My husband suggested, “She who controls the spice controls the universe!” accompanied by an image of a small bottle of diet Pepsi.
I turned to books. Terry Pratchett’s DiscWorld series provides a lot of great quotes about books and the way large collections of them bend time and space. L-Space (short for Library-Space) very simply put, links every library in the Universe, which means a trained Librarian can, with a little effort and a certain amount of risk, put hands on literally any book he or she needs, even if it’s in a small bookshop in Orion’s Belt. The Three Rules for Traveling Through L-Space might be handy to keep close for emergencies:
Books must be returned by the last date stamped
Do not interfere with the nature of causality
Then again, The Hobbit has some great one-liners that can be easily explained without a degree in inter-dimensional physics:
“There is nothing like looking, if you want to find something”
“If more of us valued food and cheer and song above hoarded gold, it would be a merrier world.”
“Never Laugh at Live Dragons.”

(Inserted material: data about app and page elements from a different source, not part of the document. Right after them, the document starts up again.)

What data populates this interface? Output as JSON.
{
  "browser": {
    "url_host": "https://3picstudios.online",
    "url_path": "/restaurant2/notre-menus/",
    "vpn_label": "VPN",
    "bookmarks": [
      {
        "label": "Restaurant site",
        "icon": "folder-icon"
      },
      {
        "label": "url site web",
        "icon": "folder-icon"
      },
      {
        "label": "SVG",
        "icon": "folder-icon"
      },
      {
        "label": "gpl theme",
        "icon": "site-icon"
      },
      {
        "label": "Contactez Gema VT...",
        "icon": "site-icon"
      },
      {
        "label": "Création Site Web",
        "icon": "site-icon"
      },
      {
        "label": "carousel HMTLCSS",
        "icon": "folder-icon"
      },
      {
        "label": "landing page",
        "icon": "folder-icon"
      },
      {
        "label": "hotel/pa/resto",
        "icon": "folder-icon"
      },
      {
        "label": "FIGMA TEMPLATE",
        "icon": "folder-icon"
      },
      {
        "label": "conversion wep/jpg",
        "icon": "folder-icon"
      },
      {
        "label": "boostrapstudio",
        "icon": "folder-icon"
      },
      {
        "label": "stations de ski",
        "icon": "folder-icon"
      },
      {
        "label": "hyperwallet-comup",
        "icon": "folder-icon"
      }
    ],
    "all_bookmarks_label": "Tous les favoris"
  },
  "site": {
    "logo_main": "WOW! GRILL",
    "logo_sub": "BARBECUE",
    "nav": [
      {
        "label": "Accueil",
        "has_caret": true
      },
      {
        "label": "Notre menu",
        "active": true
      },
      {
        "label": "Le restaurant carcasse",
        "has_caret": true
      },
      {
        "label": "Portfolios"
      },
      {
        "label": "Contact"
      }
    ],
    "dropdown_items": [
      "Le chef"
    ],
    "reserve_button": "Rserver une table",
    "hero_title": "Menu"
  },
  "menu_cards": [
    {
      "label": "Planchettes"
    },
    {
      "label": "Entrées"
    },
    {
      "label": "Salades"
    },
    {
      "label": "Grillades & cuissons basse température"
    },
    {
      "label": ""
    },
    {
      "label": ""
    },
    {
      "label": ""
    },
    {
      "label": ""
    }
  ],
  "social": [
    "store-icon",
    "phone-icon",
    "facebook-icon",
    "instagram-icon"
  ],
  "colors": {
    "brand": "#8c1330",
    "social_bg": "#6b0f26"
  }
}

“He took to writing poetry and visiting the elves; and though many shook their heads and touched their foreheads . . . and though few believed any of his tales, he remained very happy to the end of his days, and those were extraordinarily long.”
Though if I go that far, I might as well go ahead and add Librarian Smaug. And there are too many books that I love as much as Pratchett’s stuff and The Hobbit—while I do have ample canvas, where would it end? °
A simple “Like this.” on my wrist in honor of my beloved Rumi? Or, “I wandered freely as a cloud” or something by Dorothy Parker . . . or Chaucer . . . or Dante . . . or anybody but Thomas Hardy.
Not helping. At all
Louisa May Alcott provided one solution that fit better than anything I’d previously found:
“She is too fond of books, and it has turned her brain.”
But then it hit me, the word that describes me and encompasses every one of my literary loves and the repetitive explanation of which probably won’t irritate the bejesus out of me.
Now all I need to do is choose a script . . .
*He has a way of latching onto very small things that aren’t entirely the point and running with them until dragged forcibly back to the subject at hand. Which, come to think, is what footnotes are for . . .
**He also has lovely eyes and should always wear dark red or other dark jewel tones to set off his coloring, though I have no idea why I’m giving fashion advice to a man I’ve never met and probably never will meet, though those are the kinds of people I should give fashion advice to—if I did, which I don’t, normally—as they can’t give my ensemble the once over and smirk in a pot-kettle way. Speaking of digressions.